▶ **About this exercise**
Could you output each line below precisely as it stands, without the images?

[Dataset records]
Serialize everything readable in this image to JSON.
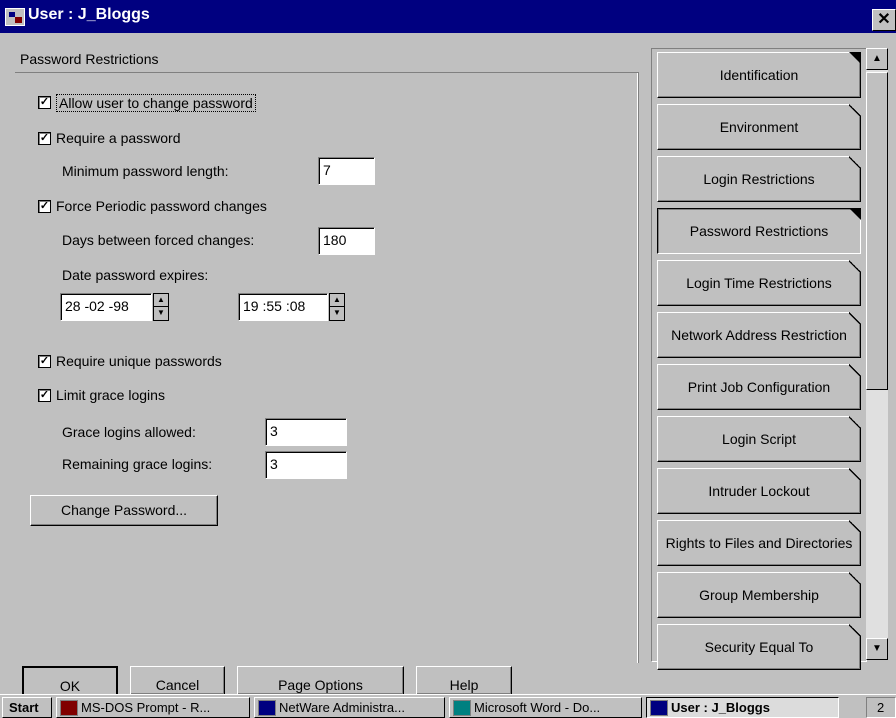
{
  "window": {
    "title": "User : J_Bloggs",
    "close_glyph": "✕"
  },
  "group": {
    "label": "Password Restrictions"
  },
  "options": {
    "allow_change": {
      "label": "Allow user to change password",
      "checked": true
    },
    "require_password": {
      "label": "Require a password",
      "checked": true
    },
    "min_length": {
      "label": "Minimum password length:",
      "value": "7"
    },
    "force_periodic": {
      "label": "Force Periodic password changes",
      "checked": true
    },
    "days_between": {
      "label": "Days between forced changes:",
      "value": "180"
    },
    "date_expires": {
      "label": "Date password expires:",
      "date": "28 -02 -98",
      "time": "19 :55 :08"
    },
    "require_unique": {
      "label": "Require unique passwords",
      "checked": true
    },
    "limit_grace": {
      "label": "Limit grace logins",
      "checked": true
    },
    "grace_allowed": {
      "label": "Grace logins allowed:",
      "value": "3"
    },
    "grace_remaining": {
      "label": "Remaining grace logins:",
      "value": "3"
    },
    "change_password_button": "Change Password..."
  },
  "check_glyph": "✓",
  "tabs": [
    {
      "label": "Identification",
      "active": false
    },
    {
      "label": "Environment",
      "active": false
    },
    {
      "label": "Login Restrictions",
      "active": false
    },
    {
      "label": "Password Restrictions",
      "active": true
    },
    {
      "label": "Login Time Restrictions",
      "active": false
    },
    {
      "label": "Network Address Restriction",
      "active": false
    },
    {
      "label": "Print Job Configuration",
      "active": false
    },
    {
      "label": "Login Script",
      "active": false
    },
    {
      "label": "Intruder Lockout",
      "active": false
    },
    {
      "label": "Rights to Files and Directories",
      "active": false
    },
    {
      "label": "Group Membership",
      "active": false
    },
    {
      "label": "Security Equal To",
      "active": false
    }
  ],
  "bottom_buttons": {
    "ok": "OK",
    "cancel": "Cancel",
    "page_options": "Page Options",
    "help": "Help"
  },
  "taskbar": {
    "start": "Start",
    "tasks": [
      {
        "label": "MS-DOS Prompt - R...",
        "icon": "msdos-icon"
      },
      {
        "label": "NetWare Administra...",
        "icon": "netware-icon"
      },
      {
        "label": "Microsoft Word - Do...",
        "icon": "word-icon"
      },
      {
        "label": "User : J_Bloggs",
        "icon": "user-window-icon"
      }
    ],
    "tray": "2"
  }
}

▶ **Solution for this exercise**
Serialize everything readable in this image to JSON.
{
  "window": {
    "title": "User : J_Bloggs",
    "close_glyph": "✕"
  },
  "group": {
    "label": "Password Restrictions"
  },
  "options": {
    "allow_change": {
      "label": "Allow user to change password",
      "checked": true
    },
    "require_password": {
      "label": "Require a password",
      "checked": true
    },
    "min_length": {
      "label": "Minimum password length:",
      "value": "7"
    },
    "force_periodic": {
      "label": "Force Periodic password changes",
      "checked": true
    },
    "days_between": {
      "label": "Days between forced changes:",
      "value": "180"
    },
    "date_expires": {
      "label": "Date password expires:",
      "date": "28 -02 -98",
      "time": "19 :55 :08"
    },
    "require_unique": {
      "label": "Require unique passwords",
      "checked": true
    },
    "limit_grace": {
      "label": "Limit grace logins",
      "checked": true
    },
    "grace_allowed": {
      "label": "Grace logins allowed:",
      "value": "3"
    },
    "grace_remaining": {
      "label": "Remaining grace logins:",
      "value": "3"
    },
    "change_password_button": "Change Password..."
  },
  "check_glyph": "✓",
  "tabs": [
    {
      "label": "Identification",
      "active": false
    },
    {
      "label": "Environment",
      "active": false
    },
    {
      "label": "Login Restrictions",
      "active": false
    },
    {
      "label": "Password Restrictions",
      "active": true
    },
    {
      "label": "Login Time Restrictions",
      "active": false
    },
    {
      "label": "Network Address Restriction",
      "active": false
    },
    {
      "label": "Print Job Configuration",
      "active": false
    },
    {
      "label": "Login Script",
      "active": false
    },
    {
      "label": "Intruder Lockout",
      "active": false
    },
    {
      "label": "Rights to Files and Directories",
      "active": false
    },
    {
      "label": "Group Membership",
      "active": false
    },
    {
      "label": "Security Equal To",
      "active": false
    }
  ],
  "bottom_buttons": {
    "ok": "OK",
    "cancel": "Cancel",
    "page_options": "Page Options",
    "help": "Help"
  },
  "taskbar": {
    "start": "Start",
    "tasks": [
      {
        "label": "MS-DOS Prompt - R...",
        "icon": "msdos-icon"
      },
      {
        "label": "NetWare Administra...",
        "icon": "netware-icon"
      },
      {
        "label": "Microsoft Word - Do...",
        "icon": "word-icon"
      },
      {
        "label": "User : J_Bloggs",
        "icon": "user-window-icon"
      }
    ],
    "tray": "2"
  }
}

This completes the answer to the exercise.